Retype the data that follows with no alterations, please.
"""
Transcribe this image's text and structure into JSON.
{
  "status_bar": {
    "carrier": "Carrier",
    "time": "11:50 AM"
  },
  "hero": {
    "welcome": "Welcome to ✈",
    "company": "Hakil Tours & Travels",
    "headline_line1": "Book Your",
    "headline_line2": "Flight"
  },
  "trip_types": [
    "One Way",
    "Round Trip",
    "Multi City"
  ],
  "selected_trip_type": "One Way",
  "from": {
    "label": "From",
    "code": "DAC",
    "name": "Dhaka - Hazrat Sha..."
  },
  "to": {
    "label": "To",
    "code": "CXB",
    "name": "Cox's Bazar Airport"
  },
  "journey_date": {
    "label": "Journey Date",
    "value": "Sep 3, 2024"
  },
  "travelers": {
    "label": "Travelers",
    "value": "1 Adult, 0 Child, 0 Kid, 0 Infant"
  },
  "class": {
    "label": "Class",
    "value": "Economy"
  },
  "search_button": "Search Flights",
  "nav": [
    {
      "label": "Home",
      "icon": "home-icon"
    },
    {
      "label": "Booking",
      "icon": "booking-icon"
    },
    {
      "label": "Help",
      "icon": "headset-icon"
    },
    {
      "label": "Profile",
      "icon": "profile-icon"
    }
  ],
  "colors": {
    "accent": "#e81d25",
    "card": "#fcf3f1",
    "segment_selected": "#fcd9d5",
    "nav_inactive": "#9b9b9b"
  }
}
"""
Completed exercise
Transcribe this image's text and structure into JSON.
{
  "status_bar": {
    "carrier": "Carrier",
    "time": "11:50 AM"
  },
  "hero": {
    "welcome": "Welcome to ✈",
    "company": "Hakil Tours & Travels",
    "headline_line1": "Book Your",
    "headline_line2": "Flight"
  },
  "trip_types": [
    "One Way",
    "Round Trip",
    "Multi City"
  ],
  "selected_trip_type": "One Way",
  "from": {
    "label": "From",
    "code": "DAC",
    "name": "Dhaka - Hazrat Sha..."
  },
  "to": {
    "label": "To",
    "code": "CXB",
    "name": "Cox's Bazar Airport"
  },
  "journey_date": {
    "label": "Journey Date",
    "value": "Sep 3, 2024"
  },
  "travelers": {
    "label": "Travelers",
    "value": "1 Adult, 0 Child, 0 Kid, 0 Infant"
  },
  "class": {
    "label": "Class",
    "value": "Economy"
  },
  "search_button": "Search Flights",
  "nav": [
    {
      "label": "Home",
      "icon": "home-icon"
    },
    {
      "label": "Booking",
      "icon": "booking-icon"
    },
    {
      "label": "Help",
      "icon": "headset-icon"
    },
    {
      "label": "Profile",
      "icon": "profile-icon"
    }
  ],
  "colors": {
    "accent": "#e81d25",
    "card": "#fcf3f1",
    "segment_selected": "#fcd9d5",
    "nav_inactive": "#9b9b9b"
  }
}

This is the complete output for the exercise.